THE MERMAIDS SINGING, by Val McDermid
Dr. Tony Hill, police profiler with a deeply-guarded personal secret, is grudgingly accepted as advisor by some on the force. His liasson, attractive Detective Inspector Carol Jordan, welcomes any help, no matter how theoretical. She walks a fine line as she finds the consultant appealing. The author skillfully manages to not give away the underlying traumas that makes the relationship so prickly and, for Hill, impossible. He admires her razor-sharp intellect, but can't afford to admire anything more.
As the body count mounts and Hill develops his profile of the ingenious killer, he fails to understand that two can play cat and mouse. Jordan, obsessed with preventing further atrocities, knows the killer could target Hill, but somehow fails to convince him to be more wary. But almost any level of vigilance would be useless against this inventive, skilled murderer.
Too late Hill puts the puzzle together, and must face the full horror of the murderer's mind and method with only minutes to deflect the killer. Too late Jordan figures it all out.
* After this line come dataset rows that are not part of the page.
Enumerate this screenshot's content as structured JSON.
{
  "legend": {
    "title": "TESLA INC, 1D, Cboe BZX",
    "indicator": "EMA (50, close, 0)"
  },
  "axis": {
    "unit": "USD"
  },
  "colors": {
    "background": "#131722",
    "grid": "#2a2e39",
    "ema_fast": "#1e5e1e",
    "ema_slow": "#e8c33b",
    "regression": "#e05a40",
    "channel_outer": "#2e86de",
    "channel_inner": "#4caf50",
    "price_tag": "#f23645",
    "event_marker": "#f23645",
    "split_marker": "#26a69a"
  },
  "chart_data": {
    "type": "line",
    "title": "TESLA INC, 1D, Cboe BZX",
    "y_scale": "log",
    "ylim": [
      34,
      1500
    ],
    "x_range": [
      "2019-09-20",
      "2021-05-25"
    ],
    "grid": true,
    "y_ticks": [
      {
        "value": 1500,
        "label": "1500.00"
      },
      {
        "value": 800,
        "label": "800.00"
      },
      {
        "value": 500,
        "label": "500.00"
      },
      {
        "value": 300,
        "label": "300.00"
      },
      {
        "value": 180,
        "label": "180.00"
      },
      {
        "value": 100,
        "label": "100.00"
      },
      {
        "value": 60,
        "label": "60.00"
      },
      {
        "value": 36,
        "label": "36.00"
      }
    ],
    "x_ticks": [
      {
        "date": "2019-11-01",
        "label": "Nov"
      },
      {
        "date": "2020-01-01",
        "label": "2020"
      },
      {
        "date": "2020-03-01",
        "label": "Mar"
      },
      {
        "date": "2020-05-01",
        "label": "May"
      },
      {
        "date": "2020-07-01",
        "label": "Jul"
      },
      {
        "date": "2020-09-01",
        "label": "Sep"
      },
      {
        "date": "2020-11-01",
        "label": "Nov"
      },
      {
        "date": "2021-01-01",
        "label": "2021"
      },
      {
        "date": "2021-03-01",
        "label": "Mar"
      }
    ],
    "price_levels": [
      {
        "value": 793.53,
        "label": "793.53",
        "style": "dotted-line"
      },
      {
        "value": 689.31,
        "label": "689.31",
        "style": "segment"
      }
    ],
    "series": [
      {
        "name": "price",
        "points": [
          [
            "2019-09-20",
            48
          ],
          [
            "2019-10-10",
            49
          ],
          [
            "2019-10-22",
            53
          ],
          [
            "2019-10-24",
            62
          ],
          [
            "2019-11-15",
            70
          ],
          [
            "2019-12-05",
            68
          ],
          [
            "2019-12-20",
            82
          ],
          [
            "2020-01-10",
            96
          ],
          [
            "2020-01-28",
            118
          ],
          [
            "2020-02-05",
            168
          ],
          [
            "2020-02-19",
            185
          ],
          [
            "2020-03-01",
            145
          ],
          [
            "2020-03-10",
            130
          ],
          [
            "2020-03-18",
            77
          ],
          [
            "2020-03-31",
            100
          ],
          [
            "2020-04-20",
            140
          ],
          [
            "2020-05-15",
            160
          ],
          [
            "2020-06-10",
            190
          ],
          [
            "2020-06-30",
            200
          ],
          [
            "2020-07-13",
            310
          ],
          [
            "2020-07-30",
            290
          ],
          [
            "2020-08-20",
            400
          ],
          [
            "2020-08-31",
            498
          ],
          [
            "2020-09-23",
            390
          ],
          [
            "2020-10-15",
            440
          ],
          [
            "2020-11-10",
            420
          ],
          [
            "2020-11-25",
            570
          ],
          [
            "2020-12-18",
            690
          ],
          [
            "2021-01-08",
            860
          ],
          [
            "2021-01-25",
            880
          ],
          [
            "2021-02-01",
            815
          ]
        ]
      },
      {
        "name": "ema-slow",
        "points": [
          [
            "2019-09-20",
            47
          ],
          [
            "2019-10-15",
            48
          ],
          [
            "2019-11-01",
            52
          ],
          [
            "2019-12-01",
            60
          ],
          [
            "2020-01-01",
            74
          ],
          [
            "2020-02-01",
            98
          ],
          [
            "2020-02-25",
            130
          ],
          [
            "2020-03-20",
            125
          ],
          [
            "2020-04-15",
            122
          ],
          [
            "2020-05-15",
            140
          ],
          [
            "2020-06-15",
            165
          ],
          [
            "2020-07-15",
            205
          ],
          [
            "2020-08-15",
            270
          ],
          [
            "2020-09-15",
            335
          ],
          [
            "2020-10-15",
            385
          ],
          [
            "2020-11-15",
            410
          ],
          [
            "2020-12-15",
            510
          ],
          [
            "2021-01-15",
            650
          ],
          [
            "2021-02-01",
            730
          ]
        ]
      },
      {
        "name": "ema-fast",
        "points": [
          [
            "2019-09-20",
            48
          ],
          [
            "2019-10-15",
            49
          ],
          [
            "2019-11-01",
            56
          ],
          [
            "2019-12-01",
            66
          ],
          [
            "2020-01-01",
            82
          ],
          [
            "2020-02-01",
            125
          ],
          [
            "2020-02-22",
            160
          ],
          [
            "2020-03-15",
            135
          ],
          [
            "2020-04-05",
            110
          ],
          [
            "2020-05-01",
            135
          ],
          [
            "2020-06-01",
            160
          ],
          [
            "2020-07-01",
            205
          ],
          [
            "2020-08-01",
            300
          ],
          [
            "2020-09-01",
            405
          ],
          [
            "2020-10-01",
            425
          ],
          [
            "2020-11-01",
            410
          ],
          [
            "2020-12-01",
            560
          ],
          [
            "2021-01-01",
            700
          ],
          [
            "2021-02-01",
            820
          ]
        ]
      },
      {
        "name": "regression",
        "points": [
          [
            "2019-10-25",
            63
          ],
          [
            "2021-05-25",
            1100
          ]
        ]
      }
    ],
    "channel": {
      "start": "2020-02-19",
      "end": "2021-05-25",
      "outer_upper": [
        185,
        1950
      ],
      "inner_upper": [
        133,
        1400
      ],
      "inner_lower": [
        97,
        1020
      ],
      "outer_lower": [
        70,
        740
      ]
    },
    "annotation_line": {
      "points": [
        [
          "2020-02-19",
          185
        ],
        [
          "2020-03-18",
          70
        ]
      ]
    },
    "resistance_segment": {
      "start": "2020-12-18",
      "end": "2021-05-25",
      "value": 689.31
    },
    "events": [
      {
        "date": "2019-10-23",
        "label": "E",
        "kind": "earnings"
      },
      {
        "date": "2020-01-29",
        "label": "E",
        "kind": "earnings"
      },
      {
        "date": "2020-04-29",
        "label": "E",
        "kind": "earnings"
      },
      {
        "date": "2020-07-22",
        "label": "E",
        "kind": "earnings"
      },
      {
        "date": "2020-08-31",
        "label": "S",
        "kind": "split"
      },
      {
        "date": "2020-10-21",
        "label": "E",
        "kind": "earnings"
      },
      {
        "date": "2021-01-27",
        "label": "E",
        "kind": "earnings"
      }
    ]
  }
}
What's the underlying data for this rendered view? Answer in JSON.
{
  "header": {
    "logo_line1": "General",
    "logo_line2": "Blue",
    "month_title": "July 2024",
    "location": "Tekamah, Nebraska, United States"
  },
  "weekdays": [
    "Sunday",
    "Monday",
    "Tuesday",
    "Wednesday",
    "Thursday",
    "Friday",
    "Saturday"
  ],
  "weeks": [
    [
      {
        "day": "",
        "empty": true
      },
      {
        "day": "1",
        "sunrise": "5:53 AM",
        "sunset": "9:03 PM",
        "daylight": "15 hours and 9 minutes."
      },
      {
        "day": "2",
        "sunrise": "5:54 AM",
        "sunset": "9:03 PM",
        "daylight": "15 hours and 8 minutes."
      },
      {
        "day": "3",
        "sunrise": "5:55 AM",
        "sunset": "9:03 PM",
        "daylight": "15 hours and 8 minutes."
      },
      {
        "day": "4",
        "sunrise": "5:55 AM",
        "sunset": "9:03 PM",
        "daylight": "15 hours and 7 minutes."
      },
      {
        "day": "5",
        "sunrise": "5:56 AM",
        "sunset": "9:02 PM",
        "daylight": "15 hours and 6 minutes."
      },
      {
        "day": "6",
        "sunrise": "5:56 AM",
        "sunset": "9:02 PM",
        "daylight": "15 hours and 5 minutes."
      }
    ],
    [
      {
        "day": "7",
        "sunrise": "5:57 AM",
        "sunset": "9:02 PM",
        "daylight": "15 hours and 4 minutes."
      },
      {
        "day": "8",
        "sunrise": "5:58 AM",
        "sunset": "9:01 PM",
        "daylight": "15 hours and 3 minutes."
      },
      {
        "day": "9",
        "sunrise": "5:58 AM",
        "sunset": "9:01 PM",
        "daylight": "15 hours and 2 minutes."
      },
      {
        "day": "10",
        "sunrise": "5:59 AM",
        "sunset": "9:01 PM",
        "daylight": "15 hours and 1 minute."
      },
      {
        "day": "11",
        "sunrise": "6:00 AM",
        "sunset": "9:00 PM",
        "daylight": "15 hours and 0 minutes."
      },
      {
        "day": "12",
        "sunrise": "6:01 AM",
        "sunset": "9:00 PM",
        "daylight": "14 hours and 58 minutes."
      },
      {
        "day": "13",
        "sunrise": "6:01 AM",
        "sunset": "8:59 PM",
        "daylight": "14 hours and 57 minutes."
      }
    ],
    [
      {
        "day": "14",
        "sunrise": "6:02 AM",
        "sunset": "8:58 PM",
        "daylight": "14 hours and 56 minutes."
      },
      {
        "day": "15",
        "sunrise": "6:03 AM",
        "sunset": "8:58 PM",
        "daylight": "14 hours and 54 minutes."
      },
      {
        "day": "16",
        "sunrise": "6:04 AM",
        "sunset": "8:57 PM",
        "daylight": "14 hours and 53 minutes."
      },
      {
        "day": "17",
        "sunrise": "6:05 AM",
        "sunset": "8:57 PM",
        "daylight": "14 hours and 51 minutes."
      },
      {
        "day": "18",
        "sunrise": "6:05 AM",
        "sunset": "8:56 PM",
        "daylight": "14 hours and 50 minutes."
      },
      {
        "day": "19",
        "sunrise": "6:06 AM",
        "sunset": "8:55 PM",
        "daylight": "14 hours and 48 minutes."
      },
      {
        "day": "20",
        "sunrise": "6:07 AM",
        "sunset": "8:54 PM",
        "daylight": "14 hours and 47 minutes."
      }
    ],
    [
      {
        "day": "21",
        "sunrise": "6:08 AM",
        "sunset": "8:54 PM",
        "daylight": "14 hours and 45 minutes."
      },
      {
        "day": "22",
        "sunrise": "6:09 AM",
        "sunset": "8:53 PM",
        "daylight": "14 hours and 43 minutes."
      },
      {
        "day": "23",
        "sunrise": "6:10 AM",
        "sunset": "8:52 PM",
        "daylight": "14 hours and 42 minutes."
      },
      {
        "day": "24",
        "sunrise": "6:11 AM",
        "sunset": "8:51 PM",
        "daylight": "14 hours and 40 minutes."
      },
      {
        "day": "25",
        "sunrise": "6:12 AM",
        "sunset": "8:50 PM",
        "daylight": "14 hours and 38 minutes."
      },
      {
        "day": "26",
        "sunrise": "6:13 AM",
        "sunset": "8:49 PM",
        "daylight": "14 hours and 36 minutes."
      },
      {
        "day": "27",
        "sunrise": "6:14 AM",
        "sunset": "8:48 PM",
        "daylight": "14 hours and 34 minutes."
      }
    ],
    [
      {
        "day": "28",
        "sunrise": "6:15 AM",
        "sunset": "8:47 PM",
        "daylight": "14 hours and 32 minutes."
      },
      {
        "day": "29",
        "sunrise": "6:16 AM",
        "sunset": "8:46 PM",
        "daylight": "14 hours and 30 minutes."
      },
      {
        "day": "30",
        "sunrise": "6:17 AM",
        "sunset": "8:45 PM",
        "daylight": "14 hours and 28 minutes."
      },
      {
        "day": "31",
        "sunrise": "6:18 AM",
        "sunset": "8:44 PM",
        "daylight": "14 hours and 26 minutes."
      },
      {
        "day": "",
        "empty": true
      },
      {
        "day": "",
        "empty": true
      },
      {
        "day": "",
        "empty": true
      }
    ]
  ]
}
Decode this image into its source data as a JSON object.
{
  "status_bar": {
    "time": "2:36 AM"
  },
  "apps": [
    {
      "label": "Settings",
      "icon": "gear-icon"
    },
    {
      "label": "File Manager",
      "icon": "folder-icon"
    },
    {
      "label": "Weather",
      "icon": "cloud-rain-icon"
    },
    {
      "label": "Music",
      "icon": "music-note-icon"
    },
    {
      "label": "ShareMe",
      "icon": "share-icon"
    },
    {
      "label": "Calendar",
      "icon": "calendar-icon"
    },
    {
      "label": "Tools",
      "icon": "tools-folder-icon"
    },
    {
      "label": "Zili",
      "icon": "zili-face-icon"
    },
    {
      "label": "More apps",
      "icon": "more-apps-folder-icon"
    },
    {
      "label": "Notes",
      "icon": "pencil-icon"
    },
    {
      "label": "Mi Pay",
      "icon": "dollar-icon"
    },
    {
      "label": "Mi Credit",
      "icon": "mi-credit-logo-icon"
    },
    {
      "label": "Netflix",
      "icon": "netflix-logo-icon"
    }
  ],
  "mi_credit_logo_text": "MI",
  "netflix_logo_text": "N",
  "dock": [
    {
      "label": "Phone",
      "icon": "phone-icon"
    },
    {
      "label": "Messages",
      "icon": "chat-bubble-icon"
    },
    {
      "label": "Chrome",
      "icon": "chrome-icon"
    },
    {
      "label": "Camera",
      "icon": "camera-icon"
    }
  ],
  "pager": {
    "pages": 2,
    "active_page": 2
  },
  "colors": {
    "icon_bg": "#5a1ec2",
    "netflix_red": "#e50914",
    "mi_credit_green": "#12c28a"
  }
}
The final race against time is stay-up-all-night tense and compelling.
A pull-no-punches read for those devoted to the darker end of police procedurals. It's a four.